Peggy Lipton: Paul became silent in bed. We made love, and for a while my anxieties receded, but as he drifted in and out of sleep, I knew I was losing him. I lay there for a while crying, without Paul knowing, and then got up, gathered my clothes, and silently slipped out the door.
Joan Baez: There weren't enough bedrooms for everybody, so John told me I could stay in his room. So I went to sleep and he came in during the middle of the night, and I think he felt compelled, and he started coming on to me, very unenthusiastically.
Peggy Lipton: Did Paul care the way I did? Would I be able to captivate him enough sexually? Would he ever want to be with me again? [via Peggy Lipton's memoir Breathing Out]
Joan Baez: I said, "John, you know, I'm probably as tired as you are, and I don't want you to feel you have to perform on my behalf..."
And he said, "Oh, luvly! I mean, what a relief! Because you see, well, you might say I've already been fooked downstairs...."
So we had a good laugh and went to sleep.
Peggy Lipton: I knew that Paul didn't want me anymore, and that it was all over, my life was over.

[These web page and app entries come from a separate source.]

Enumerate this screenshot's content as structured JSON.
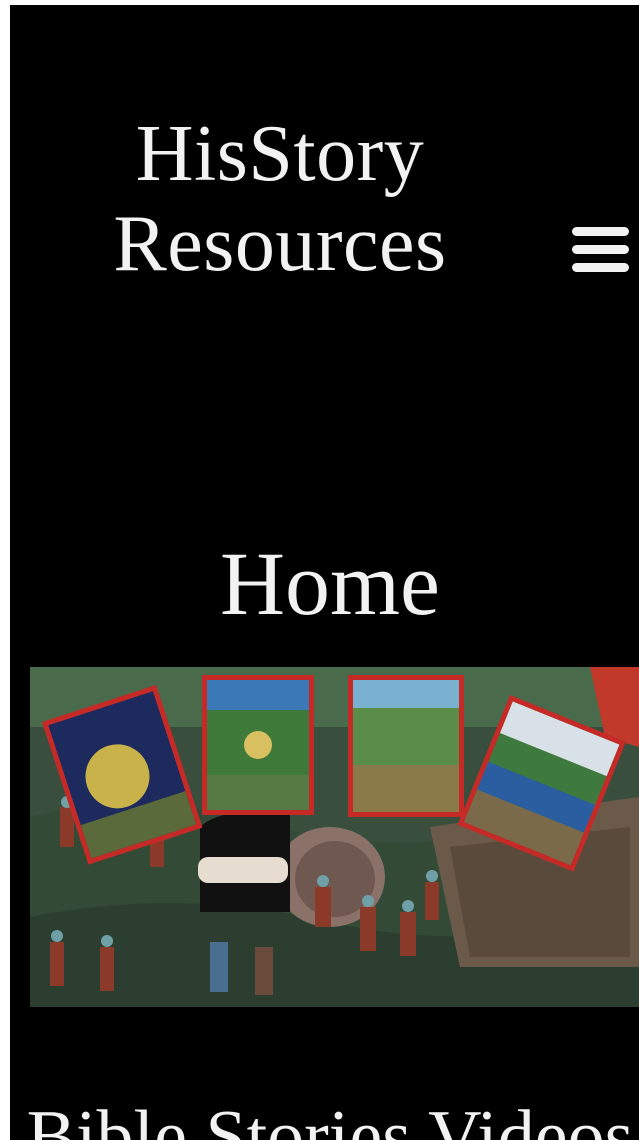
{
  "header": {
    "site_title": "HisStory Resources",
    "menu_icon": "hamburger-menu-icon"
  },
  "main": {
    "page_heading": "Home",
    "hero_image": "collage of illustrated Bible story paintings",
    "section_heading": "Bible Stories Videos"
  },
  "colors": {
    "background": "#000000",
    "text": "#f2f2f2",
    "frame_red": "#c62a27",
    "grass_green": "#3d5a3c"
  }
}
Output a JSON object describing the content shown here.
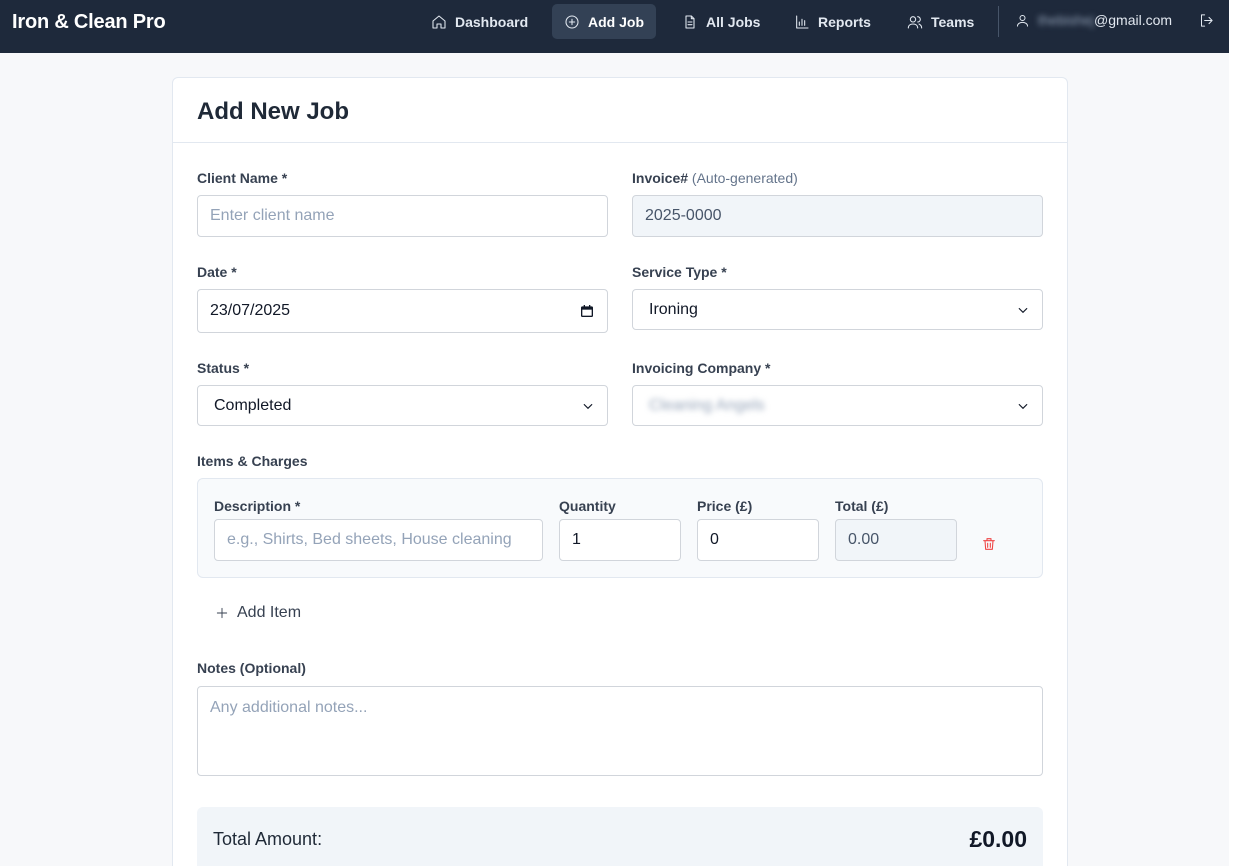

Ringo Starr: It was a fabulous day. The night wasn't so great, because it felt like it was never going to wear off. 12 hours later, and it was, "Give us a break now, Lord..."
For more of Lili Emtiaz's illustration work, visit her website.
And for more batshit stories like this, check out the 20th Anniversary Edition of 'Please Kill Me' by Legs McNeil & Gillian McCain.